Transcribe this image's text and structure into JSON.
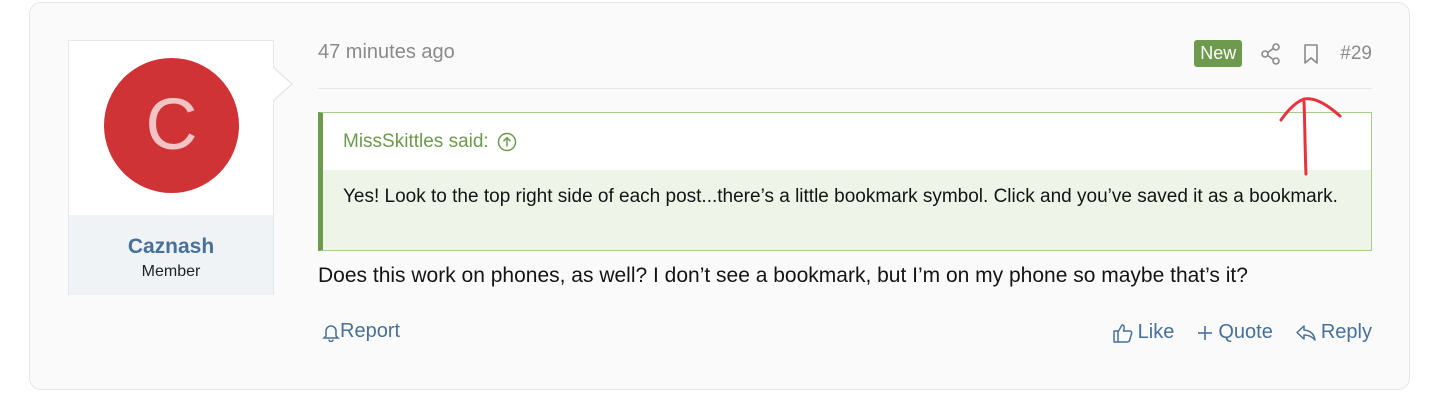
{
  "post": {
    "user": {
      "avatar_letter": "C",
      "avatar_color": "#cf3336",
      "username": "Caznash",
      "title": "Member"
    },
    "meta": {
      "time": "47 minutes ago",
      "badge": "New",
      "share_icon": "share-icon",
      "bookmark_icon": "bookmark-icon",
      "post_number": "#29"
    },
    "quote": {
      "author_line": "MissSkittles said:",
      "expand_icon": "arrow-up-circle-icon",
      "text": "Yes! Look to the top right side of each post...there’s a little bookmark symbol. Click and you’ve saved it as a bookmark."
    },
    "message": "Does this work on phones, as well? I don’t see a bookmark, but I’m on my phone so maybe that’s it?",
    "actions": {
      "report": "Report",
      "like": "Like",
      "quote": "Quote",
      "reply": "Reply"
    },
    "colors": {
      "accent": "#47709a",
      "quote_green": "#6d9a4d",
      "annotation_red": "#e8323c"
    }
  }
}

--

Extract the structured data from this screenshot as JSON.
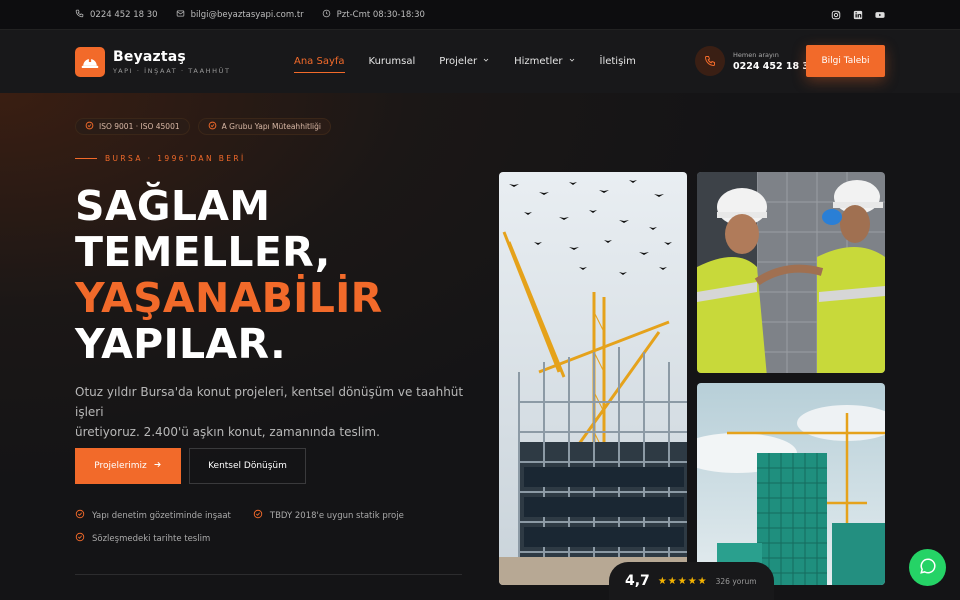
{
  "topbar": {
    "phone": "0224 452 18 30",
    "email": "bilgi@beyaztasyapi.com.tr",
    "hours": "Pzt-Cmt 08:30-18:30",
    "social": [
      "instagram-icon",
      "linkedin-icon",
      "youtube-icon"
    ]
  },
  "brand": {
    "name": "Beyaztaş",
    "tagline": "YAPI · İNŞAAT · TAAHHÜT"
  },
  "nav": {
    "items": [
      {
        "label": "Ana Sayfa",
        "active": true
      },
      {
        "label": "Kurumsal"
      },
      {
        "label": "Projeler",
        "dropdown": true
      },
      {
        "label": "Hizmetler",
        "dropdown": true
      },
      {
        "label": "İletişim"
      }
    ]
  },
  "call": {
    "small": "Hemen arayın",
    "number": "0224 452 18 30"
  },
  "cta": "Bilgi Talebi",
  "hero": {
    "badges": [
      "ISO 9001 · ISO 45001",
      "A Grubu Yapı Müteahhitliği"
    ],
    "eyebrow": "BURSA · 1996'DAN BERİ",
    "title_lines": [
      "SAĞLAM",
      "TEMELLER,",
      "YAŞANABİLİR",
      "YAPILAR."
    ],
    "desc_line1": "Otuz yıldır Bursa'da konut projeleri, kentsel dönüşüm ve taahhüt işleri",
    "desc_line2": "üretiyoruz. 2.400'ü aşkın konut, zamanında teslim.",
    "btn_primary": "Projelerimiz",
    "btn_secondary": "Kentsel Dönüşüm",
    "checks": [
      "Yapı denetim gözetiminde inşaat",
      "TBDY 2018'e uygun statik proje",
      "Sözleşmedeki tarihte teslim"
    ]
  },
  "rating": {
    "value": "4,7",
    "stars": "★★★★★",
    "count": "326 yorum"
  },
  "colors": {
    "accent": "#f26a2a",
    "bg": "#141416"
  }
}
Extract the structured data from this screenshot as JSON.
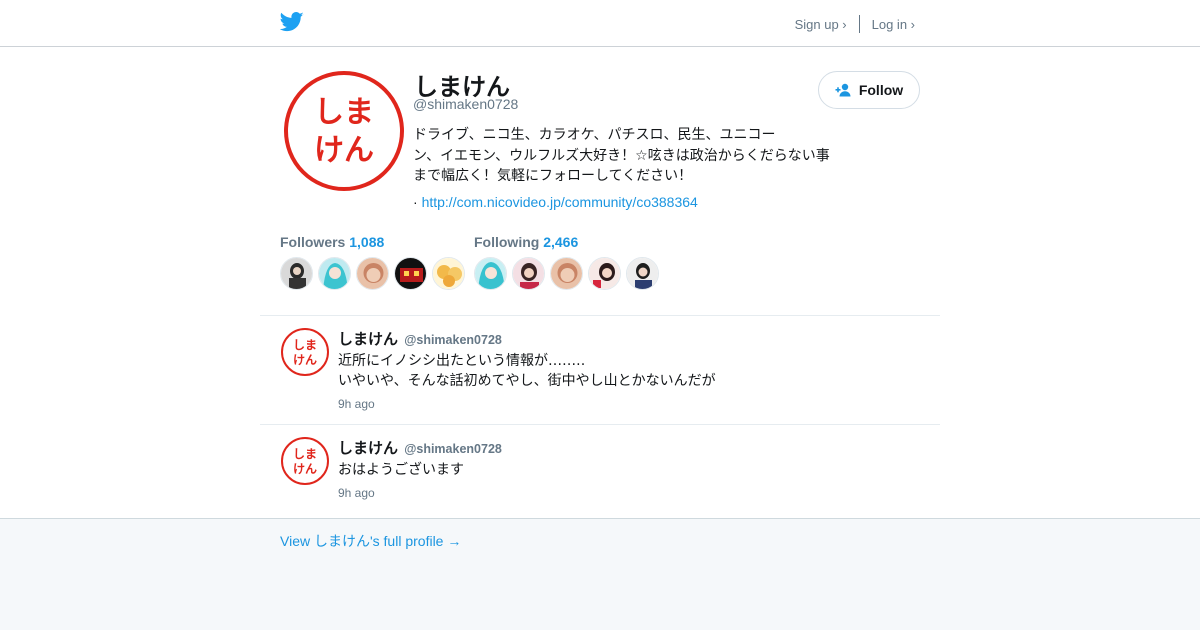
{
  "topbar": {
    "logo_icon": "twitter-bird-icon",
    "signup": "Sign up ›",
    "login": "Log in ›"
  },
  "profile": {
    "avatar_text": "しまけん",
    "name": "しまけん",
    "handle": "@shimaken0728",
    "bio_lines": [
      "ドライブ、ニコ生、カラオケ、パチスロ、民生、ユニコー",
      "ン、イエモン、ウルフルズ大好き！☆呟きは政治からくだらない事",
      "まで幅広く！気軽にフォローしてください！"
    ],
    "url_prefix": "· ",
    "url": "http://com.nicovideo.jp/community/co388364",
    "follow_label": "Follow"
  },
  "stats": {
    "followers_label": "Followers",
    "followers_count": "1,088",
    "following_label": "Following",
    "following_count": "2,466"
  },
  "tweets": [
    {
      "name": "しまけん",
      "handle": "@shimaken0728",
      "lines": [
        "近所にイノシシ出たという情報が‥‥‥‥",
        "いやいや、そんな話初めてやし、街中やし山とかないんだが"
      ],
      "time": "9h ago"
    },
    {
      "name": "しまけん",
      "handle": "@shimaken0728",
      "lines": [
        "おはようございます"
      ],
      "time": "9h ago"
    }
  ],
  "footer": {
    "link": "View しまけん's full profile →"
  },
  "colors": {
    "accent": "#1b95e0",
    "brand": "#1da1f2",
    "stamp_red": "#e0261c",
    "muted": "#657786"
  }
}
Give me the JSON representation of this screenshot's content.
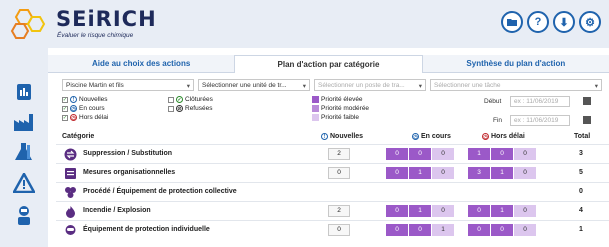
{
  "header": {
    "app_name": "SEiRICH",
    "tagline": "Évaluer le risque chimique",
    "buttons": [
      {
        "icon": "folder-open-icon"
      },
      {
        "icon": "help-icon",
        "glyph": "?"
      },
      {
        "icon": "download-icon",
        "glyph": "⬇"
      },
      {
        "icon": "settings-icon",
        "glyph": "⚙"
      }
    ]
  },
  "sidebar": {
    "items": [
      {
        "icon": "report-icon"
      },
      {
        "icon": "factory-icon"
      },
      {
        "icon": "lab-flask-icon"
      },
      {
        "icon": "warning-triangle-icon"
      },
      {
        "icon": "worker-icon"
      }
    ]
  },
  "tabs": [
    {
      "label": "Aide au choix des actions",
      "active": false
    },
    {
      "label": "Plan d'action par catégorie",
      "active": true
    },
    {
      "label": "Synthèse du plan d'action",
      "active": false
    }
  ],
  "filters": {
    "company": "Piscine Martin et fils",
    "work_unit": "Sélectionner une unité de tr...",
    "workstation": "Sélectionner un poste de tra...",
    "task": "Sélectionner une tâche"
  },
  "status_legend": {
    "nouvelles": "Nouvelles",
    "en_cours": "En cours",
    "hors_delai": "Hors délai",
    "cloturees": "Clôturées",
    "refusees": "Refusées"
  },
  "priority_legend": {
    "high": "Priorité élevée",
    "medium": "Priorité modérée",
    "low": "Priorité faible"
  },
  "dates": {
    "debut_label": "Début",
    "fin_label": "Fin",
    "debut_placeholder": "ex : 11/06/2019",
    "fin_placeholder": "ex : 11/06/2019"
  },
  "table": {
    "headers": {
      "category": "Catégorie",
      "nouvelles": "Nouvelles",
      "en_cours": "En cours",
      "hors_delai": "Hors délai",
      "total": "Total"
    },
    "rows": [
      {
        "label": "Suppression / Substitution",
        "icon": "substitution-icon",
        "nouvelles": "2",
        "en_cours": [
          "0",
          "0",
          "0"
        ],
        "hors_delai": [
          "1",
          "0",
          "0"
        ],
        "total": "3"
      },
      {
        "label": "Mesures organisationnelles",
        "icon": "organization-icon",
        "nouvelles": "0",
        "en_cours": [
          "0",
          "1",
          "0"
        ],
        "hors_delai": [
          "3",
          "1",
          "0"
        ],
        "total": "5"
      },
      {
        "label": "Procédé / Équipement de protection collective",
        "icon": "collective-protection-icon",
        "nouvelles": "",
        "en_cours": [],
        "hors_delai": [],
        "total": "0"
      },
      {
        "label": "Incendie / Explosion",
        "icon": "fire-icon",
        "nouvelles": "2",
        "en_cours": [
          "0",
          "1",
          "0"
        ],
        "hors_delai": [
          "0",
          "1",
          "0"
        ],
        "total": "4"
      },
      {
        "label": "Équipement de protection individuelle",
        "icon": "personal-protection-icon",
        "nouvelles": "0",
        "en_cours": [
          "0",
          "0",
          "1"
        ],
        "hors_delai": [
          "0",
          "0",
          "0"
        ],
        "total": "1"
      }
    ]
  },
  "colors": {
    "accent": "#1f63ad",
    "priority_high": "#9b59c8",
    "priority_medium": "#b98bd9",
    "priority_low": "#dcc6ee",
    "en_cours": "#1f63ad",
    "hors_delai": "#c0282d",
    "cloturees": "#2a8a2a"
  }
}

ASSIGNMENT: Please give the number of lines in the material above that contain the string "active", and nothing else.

SOLUTION: 4